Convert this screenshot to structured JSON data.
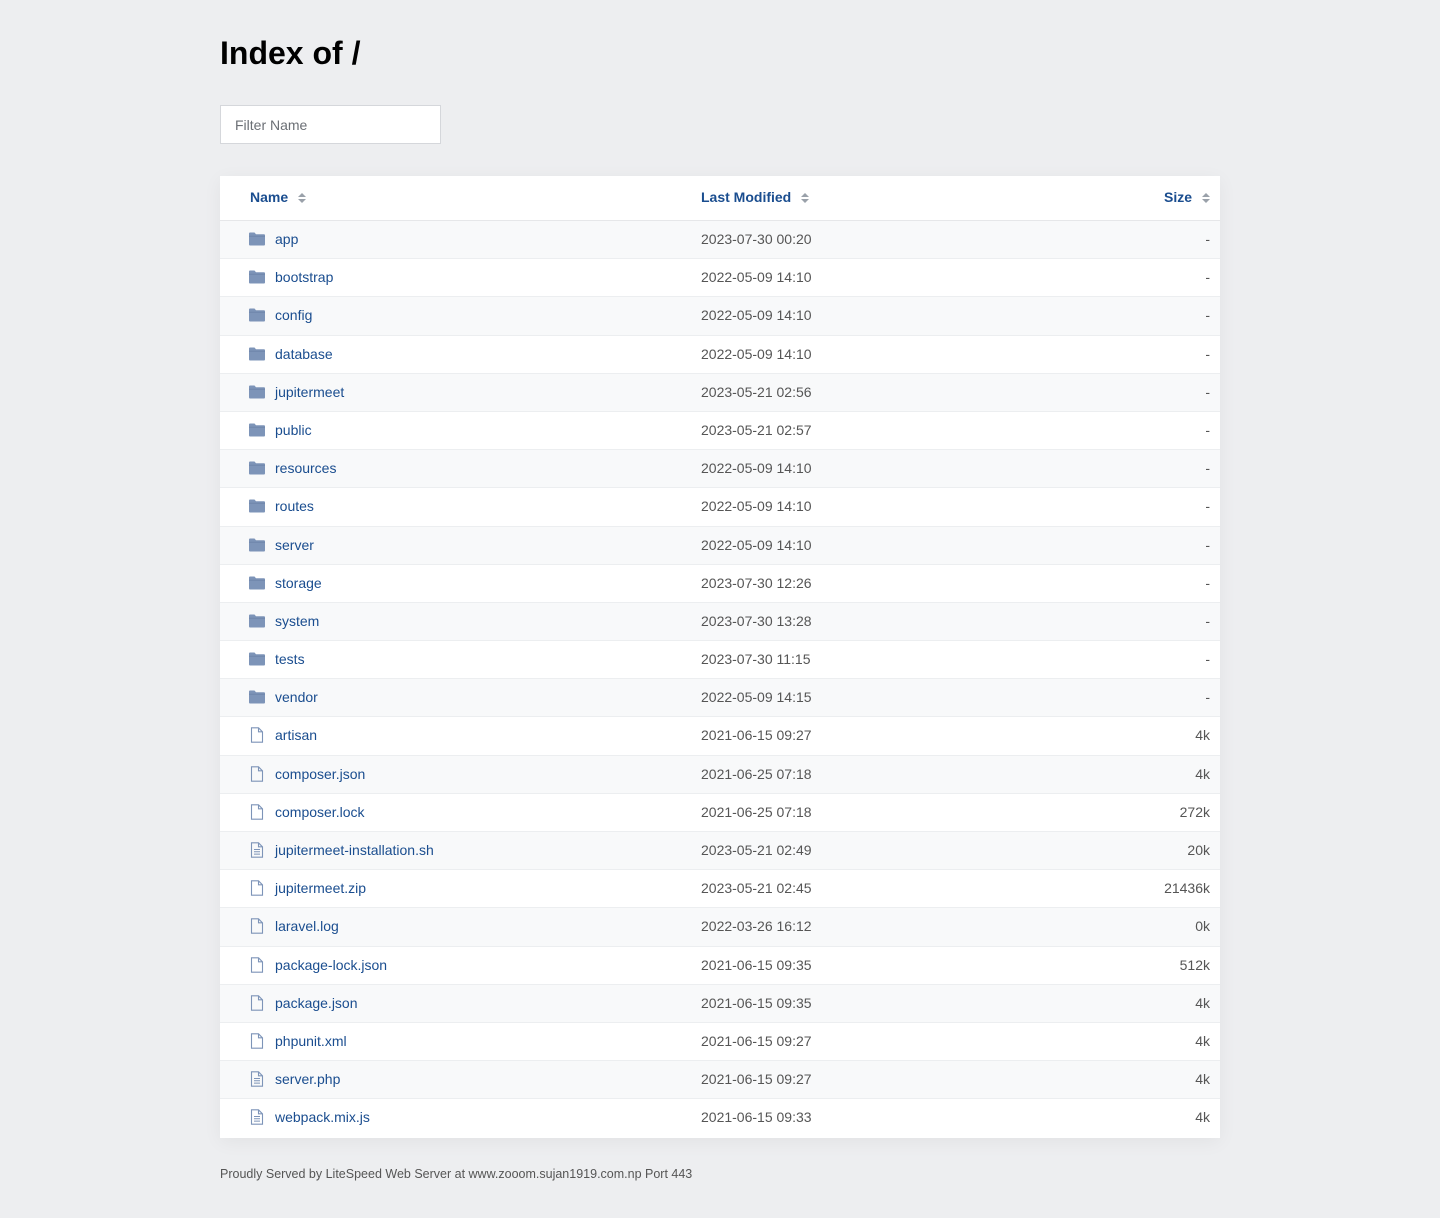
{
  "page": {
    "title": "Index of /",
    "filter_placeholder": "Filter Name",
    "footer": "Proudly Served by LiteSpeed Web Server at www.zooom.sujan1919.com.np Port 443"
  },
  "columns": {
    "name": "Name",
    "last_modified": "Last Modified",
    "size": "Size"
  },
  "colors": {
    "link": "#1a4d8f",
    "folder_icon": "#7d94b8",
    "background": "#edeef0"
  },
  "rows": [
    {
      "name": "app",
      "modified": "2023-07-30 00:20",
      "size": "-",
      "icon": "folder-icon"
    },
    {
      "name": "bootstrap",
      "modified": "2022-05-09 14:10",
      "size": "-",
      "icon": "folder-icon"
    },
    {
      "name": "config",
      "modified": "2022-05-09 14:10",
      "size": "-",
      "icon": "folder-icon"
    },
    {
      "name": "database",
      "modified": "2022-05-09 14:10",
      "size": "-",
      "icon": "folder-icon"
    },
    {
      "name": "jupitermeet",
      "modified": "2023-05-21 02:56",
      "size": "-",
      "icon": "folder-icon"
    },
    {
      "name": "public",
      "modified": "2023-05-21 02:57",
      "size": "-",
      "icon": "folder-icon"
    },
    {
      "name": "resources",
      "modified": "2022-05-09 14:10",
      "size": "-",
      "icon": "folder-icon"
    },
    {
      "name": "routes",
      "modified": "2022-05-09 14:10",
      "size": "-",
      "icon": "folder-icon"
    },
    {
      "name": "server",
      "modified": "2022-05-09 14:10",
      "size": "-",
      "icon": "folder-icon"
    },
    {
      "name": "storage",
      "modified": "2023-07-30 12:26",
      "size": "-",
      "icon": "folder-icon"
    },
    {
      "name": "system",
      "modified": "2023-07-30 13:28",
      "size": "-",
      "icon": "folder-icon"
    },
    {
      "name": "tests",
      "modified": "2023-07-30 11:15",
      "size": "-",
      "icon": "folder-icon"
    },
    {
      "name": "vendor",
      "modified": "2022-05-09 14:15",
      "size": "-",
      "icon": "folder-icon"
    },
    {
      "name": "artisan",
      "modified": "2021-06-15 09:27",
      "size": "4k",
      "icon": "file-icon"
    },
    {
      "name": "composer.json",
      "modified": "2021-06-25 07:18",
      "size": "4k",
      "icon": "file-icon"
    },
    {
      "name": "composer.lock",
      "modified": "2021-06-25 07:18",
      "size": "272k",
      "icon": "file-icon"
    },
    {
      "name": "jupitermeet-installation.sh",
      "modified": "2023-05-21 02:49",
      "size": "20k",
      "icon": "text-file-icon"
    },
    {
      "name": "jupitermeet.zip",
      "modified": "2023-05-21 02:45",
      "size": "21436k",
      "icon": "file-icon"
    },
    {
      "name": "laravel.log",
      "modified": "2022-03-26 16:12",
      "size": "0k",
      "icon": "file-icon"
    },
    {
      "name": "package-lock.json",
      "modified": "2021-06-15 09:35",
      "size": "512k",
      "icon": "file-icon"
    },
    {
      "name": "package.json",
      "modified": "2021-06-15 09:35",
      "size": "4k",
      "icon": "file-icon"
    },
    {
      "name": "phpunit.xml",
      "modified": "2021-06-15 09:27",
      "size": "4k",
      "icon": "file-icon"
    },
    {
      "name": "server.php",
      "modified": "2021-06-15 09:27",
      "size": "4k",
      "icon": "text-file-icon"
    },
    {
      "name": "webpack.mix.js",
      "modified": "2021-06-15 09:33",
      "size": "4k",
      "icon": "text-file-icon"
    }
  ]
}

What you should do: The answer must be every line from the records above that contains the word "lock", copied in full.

Written solution:
      "name": "composer.lock",
      "name": "package-lock.json",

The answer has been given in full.